- **Exercise**:
The word to look for is "glyph". Report every line of the entries below that has it.
────────────────────────────────────────
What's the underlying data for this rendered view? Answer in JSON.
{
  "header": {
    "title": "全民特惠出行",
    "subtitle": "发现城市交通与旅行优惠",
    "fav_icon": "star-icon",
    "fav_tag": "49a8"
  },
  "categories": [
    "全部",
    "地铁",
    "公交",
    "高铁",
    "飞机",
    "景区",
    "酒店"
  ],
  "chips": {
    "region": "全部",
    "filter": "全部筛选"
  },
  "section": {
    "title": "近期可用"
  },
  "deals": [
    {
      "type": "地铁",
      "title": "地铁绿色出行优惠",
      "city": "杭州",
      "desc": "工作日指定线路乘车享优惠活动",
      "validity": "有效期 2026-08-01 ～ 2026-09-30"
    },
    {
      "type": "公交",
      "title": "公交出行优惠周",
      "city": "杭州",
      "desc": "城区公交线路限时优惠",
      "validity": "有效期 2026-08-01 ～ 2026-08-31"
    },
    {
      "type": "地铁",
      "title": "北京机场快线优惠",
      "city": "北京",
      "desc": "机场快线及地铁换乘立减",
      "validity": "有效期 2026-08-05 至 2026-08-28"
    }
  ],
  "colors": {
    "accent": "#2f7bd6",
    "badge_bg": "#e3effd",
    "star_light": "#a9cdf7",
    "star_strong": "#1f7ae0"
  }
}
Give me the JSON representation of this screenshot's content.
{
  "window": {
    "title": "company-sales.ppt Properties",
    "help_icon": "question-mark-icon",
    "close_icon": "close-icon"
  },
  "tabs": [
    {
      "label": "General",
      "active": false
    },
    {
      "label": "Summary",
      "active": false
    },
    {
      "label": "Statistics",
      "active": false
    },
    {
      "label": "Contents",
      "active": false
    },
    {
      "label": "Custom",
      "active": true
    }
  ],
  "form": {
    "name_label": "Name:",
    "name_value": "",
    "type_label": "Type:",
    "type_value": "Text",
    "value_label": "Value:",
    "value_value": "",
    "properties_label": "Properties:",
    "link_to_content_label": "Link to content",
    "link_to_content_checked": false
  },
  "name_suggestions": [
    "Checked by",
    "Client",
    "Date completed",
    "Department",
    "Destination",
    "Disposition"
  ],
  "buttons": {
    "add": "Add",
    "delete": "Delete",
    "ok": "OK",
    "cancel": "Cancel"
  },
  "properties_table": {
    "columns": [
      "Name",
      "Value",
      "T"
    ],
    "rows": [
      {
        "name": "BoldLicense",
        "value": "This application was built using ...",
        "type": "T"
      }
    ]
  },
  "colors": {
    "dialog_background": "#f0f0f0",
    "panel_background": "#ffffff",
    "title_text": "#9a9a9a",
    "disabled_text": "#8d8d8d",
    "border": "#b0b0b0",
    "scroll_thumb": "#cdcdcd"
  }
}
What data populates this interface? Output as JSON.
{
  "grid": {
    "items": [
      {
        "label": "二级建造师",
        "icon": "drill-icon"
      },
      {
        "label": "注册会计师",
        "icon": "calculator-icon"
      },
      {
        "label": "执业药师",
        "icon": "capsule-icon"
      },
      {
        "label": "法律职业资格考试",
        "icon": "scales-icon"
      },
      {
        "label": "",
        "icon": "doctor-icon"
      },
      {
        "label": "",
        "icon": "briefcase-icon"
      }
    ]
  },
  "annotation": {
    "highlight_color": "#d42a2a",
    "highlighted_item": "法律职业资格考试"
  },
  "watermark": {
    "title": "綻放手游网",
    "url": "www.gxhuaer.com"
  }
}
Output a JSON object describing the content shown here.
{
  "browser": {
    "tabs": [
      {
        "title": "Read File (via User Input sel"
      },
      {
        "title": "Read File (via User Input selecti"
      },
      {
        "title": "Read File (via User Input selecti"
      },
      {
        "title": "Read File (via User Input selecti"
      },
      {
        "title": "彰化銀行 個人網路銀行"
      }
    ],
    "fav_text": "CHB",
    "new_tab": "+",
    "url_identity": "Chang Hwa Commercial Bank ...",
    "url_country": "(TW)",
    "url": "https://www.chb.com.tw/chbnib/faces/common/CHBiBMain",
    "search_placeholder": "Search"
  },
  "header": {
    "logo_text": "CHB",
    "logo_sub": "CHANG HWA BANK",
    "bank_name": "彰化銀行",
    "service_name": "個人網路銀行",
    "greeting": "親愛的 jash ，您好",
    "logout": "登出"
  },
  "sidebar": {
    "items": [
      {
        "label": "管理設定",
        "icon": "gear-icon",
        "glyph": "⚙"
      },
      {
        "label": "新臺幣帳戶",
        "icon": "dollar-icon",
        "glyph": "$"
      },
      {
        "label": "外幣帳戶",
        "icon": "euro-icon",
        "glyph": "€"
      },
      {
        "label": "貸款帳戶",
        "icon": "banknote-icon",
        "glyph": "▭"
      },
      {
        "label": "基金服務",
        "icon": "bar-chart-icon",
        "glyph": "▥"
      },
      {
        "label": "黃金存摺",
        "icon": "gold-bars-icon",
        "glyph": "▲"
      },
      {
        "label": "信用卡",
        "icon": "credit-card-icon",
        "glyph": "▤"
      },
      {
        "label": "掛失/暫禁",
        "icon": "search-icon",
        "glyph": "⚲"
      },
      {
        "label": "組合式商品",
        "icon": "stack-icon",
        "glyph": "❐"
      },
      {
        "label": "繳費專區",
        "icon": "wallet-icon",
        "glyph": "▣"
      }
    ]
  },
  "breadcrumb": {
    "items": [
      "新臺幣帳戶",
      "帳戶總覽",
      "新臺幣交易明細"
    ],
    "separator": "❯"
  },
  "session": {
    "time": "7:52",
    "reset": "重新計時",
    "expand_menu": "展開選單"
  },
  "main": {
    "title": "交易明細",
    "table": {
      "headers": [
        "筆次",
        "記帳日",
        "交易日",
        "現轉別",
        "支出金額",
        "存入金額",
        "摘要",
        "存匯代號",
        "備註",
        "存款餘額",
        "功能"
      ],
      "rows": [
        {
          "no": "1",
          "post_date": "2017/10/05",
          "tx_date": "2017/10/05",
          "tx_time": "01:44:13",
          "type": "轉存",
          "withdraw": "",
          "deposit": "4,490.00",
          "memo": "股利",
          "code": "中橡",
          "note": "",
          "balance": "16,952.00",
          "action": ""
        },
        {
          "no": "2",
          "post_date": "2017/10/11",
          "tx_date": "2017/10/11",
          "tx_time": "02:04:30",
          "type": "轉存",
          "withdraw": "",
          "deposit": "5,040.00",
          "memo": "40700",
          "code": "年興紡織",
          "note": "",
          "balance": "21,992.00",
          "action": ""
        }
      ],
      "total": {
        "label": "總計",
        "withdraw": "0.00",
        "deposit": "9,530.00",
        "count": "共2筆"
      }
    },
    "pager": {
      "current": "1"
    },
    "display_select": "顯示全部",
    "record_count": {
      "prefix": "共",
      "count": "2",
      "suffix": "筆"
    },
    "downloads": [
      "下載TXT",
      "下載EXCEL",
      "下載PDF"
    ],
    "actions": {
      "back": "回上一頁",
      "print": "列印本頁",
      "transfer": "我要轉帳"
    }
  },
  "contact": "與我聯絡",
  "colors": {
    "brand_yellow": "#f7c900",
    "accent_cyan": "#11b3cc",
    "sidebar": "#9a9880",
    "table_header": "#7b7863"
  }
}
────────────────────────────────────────
- **Output for this exercise**:
        "glyph": "⚙"
        "glyph": "$"
        "glyph": "€"
        "glyph": "▭"
        "glyph": "▥"
        "glyph": "▲"
        "glyph": "▤"
        "glyph": "⚲"
        "glyph": "❐"
        "glyph": "▣"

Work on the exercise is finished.